Those who are choosing where to do a postdoc may benefit from investigating their leave options before committing, even if they are not imminently planning to start a family. Most postdocs are biologically in their prime childbearing years, Ehm points out, so “it behooves them to think about their whole postdoctoral package holistically in terms of where they are in terms of life stage.” Several respondents said they asked postdocs in the labs they were interested in about the principal investigator’s (PI’s) attitude toward parents, or even asked the PI directly, Lee notes, and factored that into their decision. “Doing that research early, that can go a really long way,” Lee says. (According to the survey respondents, PIs for the most part supported their postdocs taking parental leave.)
A PI’s attitude can be particularly important because when institutions didn’t have parental leave policies or the policies were too confusing, postdocs relied on informal leave arrangements negotiated directly with their PIs, the survey revealed. This approach can work out well, but it requires that the postdoc trusts their PI to follow through with the agreement—which doesn’t always happen. Having a written plan for how your work will continue while you’re on leave can help postdoc parents open communication with their PIs and allay PIs’ concerns about a postdoc taking leave, Ehm advises.

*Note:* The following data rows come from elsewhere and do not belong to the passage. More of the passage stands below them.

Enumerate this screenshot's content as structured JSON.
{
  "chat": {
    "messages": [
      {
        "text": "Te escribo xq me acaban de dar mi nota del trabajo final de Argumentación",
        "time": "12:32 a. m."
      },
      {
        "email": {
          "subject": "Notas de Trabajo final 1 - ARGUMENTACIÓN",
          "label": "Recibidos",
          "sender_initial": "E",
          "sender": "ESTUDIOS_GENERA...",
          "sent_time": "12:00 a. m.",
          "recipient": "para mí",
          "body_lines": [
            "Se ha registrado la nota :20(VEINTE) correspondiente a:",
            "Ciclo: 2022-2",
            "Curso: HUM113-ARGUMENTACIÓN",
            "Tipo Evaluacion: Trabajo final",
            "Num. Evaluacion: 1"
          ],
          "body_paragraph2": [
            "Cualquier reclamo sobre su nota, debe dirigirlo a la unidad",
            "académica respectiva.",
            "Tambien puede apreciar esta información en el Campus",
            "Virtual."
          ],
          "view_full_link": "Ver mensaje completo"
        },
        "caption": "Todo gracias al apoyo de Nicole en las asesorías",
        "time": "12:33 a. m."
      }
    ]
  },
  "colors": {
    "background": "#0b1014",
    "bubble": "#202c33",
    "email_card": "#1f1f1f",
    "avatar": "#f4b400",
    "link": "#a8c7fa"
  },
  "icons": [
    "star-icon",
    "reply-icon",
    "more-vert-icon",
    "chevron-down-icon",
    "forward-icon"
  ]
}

Although being a postdoc frequently means dealing with some gray area when it comes to employment, “there are a lot of bedrock legal policies in the HR world about leave and accommodations,” Ehm points out. Federal laws, including Title IX of the Education Amendments of 1972 and the Family and Medical Leave Act (FMLA), provide safeguards for postdoc parents, so postdocs should know their legal rights, she says. The FMLA guarantees eligible employees up to 12 weeks of unpaid leave—though, as the report notes, unpaid leave is not a realistic option for many postdocs. Some states offer additional time, but only three—California, New Jersey, and Rhode Island—currently offer any paid leave, with New York slated to join them in 2018 and the District of Columbia and Washington state in 2020. Online resources from the NPA and the Center for WorkLife Law are good first steps toward becoming informed, Lee says.
The bottom line, Ehm underscores, is that “no matter how great your policies are, no matter how many great one-sheets an institution has on how to take [parental] leave, every individual postdoc is going to have to be their own best advocate and find out what their own personal situation is going to be.”